You should know that the usual hives do not offer the best conditions for the development of bees. On the contrary, the HIIVE system is able to reproduce a microclimate closer to their natural habitat. How is it possible?
Reproduce optimal conditions
According to a publication from the French Ministry of Agriculture, nearly 55,000 beekeepers maintain no less than 1,360,000 bee colonies. Obviously, these insects are valuable for the production of honey (and wax) but in reality, their contribution to the development and maintenance of our ecosystem is even more important. Indeed, 35% of food resources in the world depend on pollination by insects, 80% of which are provided by bees.
However, 30% of bee colonies die each year in France, a phenomenon present all over the world. However, their total disappearance would lead to an imbalance of flora and fauna. Over 200,000 species of flowering and fruiting plants on our planet depend on this insect.
In addition, beekeepers often use beehives which, despite appearances, are not really suited to the needs of bees. The HIIVE concept is much more relevant. The goal? Provide a healthier environment than in the case of a classic hive. The species Apis mellifera likes to live in tree hollows and HIIVE reproduces precisely the same conditions.
Credit: HIIVE / James Dyson Award
A concept that only has advantages
According to creator Philip Potthast, bees benefit from a habitat without thermal bridges. They are therefore more comfortable during the winter season and spend less energy to heat the hive. During the summer, bees do not need to cool their homes. We also mention the presence of a vapor barrier film and smart sensors for better humidity control. You should know that the hive is divided into two compartments: a honey chamber and a brood chamber. On the material side, it is recycled plastic and a special textile, in addition to hemp wool for insulation.

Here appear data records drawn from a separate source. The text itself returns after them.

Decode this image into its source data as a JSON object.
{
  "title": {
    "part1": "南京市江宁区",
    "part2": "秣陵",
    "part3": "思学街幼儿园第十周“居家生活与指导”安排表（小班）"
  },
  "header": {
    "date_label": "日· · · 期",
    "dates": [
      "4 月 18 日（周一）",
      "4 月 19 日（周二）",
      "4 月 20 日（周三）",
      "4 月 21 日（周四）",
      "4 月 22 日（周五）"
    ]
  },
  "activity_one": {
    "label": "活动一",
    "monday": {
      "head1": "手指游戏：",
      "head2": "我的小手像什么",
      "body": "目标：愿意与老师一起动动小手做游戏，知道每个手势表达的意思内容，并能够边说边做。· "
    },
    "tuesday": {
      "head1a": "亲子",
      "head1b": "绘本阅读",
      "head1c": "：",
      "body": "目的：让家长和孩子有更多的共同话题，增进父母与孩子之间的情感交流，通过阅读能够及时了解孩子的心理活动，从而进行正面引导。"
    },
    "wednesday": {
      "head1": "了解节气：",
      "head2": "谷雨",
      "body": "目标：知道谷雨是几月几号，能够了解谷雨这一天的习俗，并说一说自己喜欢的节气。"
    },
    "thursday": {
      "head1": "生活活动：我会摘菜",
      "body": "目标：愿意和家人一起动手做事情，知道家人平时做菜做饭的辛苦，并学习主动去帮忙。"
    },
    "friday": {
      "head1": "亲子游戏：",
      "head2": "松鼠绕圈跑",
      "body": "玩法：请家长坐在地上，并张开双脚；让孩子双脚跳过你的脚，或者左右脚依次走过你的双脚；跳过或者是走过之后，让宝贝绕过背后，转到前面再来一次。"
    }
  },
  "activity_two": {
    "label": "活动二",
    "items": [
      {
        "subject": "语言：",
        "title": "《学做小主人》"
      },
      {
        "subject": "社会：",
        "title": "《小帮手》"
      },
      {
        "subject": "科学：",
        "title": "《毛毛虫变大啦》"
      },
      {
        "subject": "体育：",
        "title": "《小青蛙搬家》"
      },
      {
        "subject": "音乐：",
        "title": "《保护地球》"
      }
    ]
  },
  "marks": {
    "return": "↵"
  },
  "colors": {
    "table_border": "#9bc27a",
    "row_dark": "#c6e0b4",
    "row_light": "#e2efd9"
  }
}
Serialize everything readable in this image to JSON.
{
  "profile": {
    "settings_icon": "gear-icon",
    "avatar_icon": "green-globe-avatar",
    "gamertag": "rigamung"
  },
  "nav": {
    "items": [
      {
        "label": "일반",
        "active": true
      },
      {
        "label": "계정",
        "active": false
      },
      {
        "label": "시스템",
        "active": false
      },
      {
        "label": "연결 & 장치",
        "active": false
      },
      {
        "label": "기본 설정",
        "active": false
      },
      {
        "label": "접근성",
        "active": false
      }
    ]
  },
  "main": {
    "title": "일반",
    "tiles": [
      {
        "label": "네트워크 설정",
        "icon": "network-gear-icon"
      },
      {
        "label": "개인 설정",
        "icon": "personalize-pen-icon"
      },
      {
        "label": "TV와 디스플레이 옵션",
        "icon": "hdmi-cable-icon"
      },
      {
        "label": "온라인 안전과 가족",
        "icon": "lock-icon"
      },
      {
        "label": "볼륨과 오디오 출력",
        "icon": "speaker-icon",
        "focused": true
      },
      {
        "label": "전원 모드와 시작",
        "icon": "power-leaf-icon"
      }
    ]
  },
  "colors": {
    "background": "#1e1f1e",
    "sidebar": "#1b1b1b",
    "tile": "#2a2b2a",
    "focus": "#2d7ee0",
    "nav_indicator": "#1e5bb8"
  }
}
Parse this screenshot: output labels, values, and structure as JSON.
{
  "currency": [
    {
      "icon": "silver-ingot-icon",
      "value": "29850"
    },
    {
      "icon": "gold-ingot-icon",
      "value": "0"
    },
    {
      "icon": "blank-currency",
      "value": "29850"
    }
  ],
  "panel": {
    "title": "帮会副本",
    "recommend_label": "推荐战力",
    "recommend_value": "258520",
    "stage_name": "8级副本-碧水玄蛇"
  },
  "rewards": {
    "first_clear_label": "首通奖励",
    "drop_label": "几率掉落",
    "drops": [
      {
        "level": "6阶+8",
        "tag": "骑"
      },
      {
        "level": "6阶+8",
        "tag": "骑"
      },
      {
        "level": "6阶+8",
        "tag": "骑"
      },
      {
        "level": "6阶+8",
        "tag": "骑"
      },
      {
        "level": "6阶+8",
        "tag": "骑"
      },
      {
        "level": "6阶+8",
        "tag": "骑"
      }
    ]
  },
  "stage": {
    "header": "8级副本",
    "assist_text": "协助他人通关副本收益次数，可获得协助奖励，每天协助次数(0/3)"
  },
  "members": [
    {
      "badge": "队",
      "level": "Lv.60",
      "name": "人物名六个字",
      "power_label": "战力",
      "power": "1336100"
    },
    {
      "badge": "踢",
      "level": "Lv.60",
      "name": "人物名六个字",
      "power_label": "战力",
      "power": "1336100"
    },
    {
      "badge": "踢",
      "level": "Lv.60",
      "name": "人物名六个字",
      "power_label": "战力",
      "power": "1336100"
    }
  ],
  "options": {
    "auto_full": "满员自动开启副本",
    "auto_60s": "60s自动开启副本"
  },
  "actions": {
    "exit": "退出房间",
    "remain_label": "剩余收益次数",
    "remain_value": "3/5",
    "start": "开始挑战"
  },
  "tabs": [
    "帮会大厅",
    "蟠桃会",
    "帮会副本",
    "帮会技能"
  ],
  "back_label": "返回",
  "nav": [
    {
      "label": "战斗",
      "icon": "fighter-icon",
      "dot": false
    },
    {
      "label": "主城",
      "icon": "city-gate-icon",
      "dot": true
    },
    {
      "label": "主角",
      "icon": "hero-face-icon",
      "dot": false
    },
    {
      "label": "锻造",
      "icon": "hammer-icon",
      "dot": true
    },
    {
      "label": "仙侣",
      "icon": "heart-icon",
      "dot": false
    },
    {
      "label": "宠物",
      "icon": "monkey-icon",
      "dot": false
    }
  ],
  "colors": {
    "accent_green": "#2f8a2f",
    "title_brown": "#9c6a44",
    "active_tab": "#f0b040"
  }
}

After several years of development, the HIIVE hive is finally ready to be marketed. However, its creator originally wanted to design a beehive that was simple and more ergonomic. In the meantime, he learned about the chemical treatment that bees had to undergo to protect them from the terrible parasite Varroa destructor. However, this treatment unfortunately exerts an influence on the behavior of insects. This is how Philip Potthast had the idea of developing the HIIVE hive, capable of protecting bees from the parasite without any chemical treatment.
Philip Potthast considers his invention inexpensive to manufacture and perhaps quite easily mass-produced. Obviously, the HIIVE beehive has already won over, since the concept was selected to participate in the James Dyson Award invention competition a few weeks ago.